Gary Washington

For local defense attorney Gary Washington, seeking the judgeship in Rockdale County Superior Court would just be the next step in a 23-year legal career centered around pursuing fairness and due process in law.

Washington recently announced he would be running for Superior Court judge next year, which will be vacated by Superior Court Judge Sidney Nation. This is the first time Washington is running for elected office.

“Personally, I’m passionate for fairness and justice in the courtroom,” said Washington. “What that means to me is that every individual receives equal treatment under the law and due process.”

He said his work as a defense attorney, defending the rights of his clients no matter the charge, helps protect the rights of everyone. “In doing that I’m fighting for the rights of people who have never come before the court but someday might and would want to know they would be treated with due process.”

He commended Rockdale’s legal community. “I’m very impressed with every aspect of it, from the clerk's office to the district attorney to public defender,” he said. “Judge Irwin has an open door policy. Judge Nation is very receptive to creative solutions. That’s something I would want to maintain, especially with the demographics changing both in size and characteristic. As a judge I can ensure each person that comes into the court I reside over is treated equally no matter what their circumstances might be.”

He added that being a judge has not been a lifelong goal of his. He said the idea was planted when he was approached by several local attorneys to run for the position. “Given the vacancy that’s going to occur, that just seemed like the next natural and best step, not just for me, but also for Rockdale County. I believe I have not just the temperament but the educational background and life experiences that would benefit the judicial system.”

Washington began his legal career as a clerk for federal district court judge Matthew J. Perry in South Carolina, whom Washington counts as a mentor. When Perry recently passed away at the age of 90, Washington served as a pall bearer.

Washington also worked as staff counsel in the U.S. Court of Appeals Fourth Circuit, based in Richmond, Va. and moved to Georgia in 1989 to date the woman who would become his wife, Evetta, and was licensed in Ga. in 1991.

The 55-year-old Bronx, NY native originally attended the LaGuardia High School of Music and Art, on which the movie “Fame” was based, playing clarinet and saxophone. He attended Ohio Wesleyan University studying music and political science and went onto Rutgers Law School.

The shift between music and law was not a tremendous leap, he said.  “Many of the same perspectives and skills you use in music lend themselves to creative advocacy. Music is about being creative. In terms of tacking legal issues, often times, it’s important to think outside of the box.”

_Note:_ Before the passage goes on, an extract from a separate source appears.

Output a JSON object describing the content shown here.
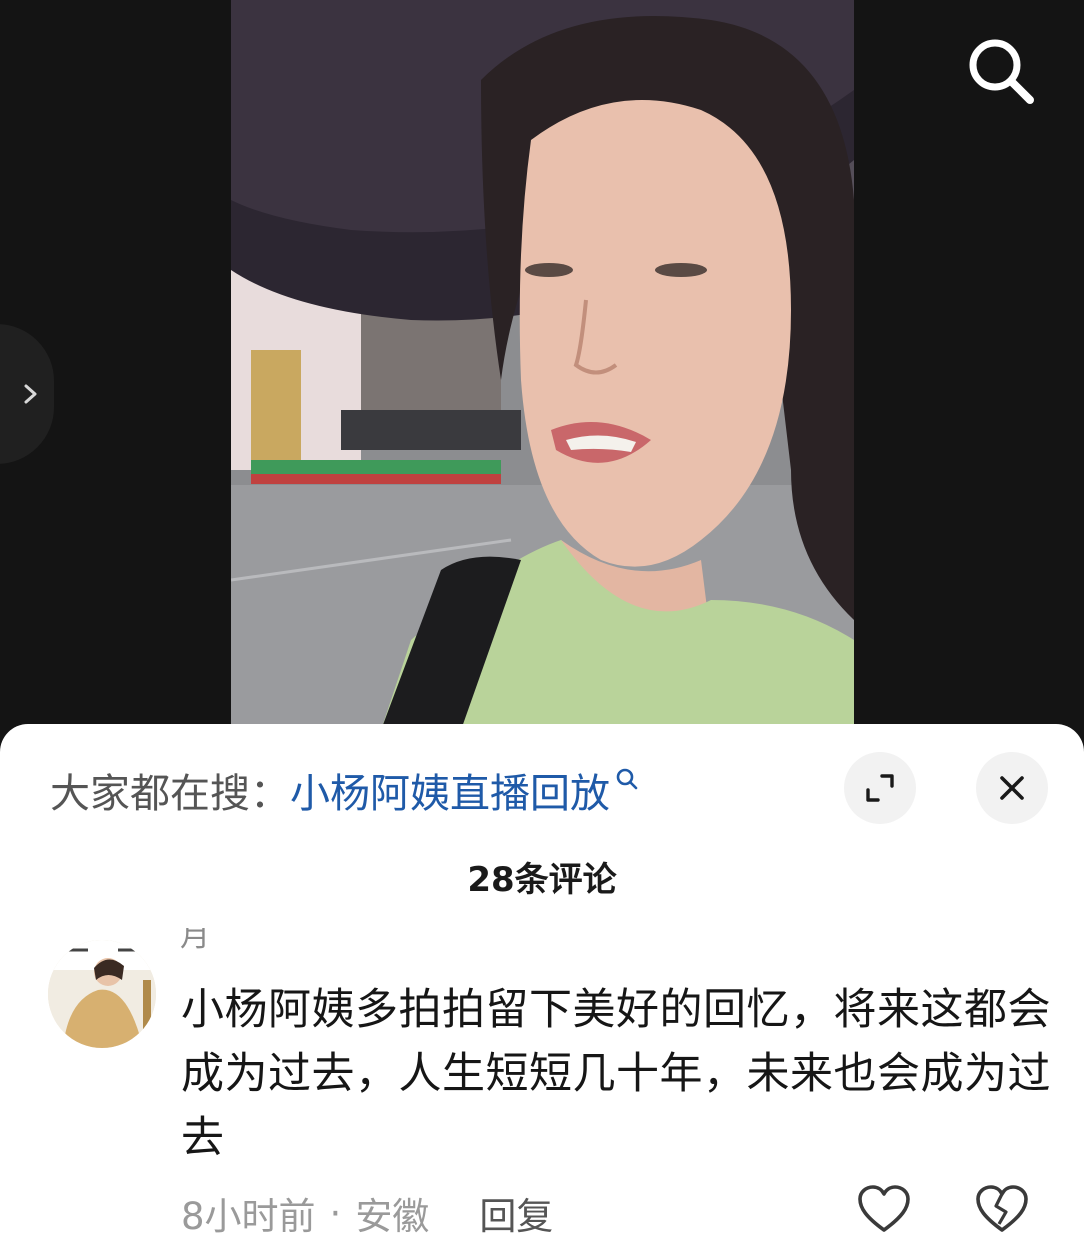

In addition to classical music and the clarinet, Washington is also passionate about playing racquetball. He even changed his honeymoon plans at the last minute to go to a venue in Jamaica that offered racquetball instead of Hawaii.

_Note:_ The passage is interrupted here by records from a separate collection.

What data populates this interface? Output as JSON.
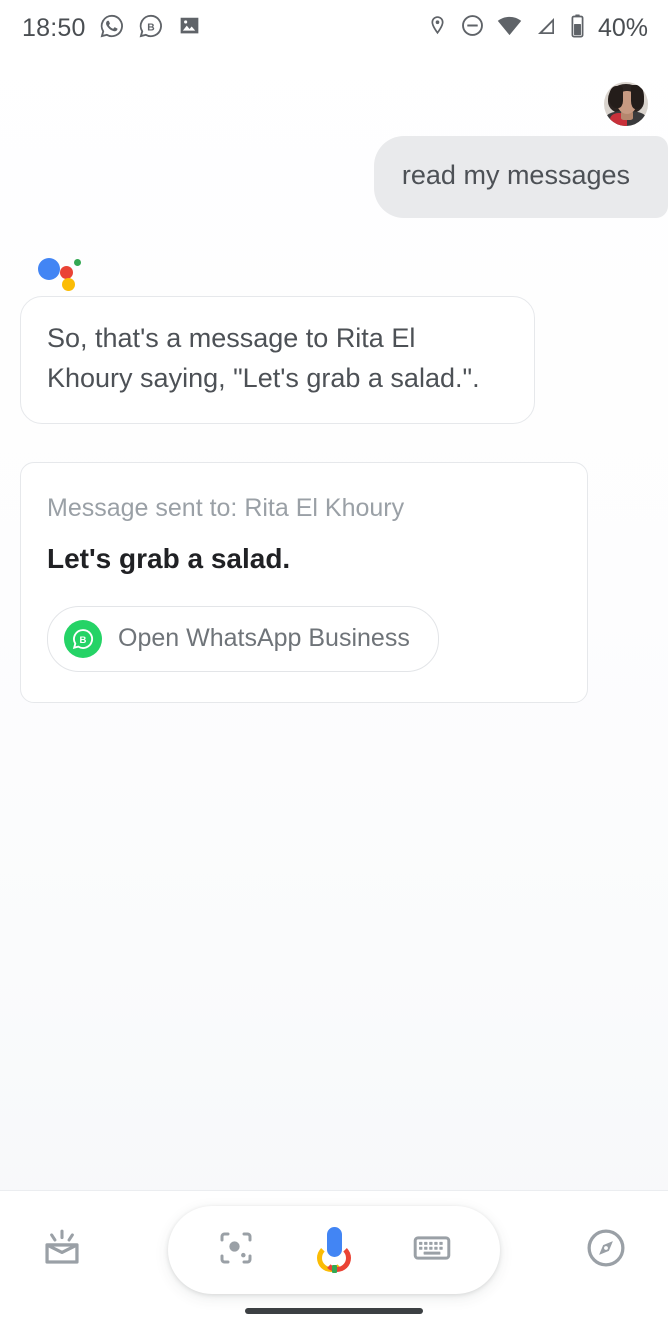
{
  "status_bar": {
    "time": "18:50",
    "battery_percent": "40%",
    "left_icons": [
      "whatsapp-icon",
      "whatsapp-business-icon",
      "screenshot-image-icon"
    ],
    "right_icons": [
      "location-pin-icon",
      "do-not-disturb-icon",
      "wifi-icon",
      "cellular-signal-icon",
      "battery-icon"
    ]
  },
  "conversation": {
    "user": {
      "avatar_alt": "user-profile-photo",
      "message": "read my messages"
    },
    "assistant": {
      "logo": "google-assistant-logo",
      "message": "So, that's a message to Rita El Khoury saying, \"Let's grab a salad.\"."
    },
    "result_card": {
      "recipient_line": "Message sent to: Rita El Khoury",
      "message_body": "Let's grab a salad.",
      "action": {
        "label": "Open WhatsApp Business",
        "icon": "whatsapp-business-icon",
        "icon_color": "#25d366"
      }
    }
  },
  "bottom_bar": {
    "snapshot_icon": "snapshot-icon",
    "lens_icon": "google-lens-icon",
    "mic_icon": "google-mic-icon",
    "keyboard_icon": "keyboard-icon",
    "explore_icon": "explore-compass-icon"
  },
  "colors": {
    "google_blue": "#4285f4",
    "google_red": "#ea4335",
    "google_yellow": "#fbbc05",
    "google_green": "#34a853",
    "whatsapp_green": "#25d366",
    "user_bubble": "#e9eaec",
    "muted_text": "#9aa0a6"
  }
}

Washington has a 16-year-old daughter who attends Salem High School. He is a member of the Salem PTSA, a member of Antioch Lithonia Missionary Baptist Church, and is vice president of the McCart Landing Homeowner’s Association.

He is also a member of the Ga. Association of Criminal Defense Lawyers, NewRock Legal Society, South Carolina bar, Georgia bar, and National Criminal Defense College in Macon, Ga.

For more information or to contact Washington, call (770) 761-7737.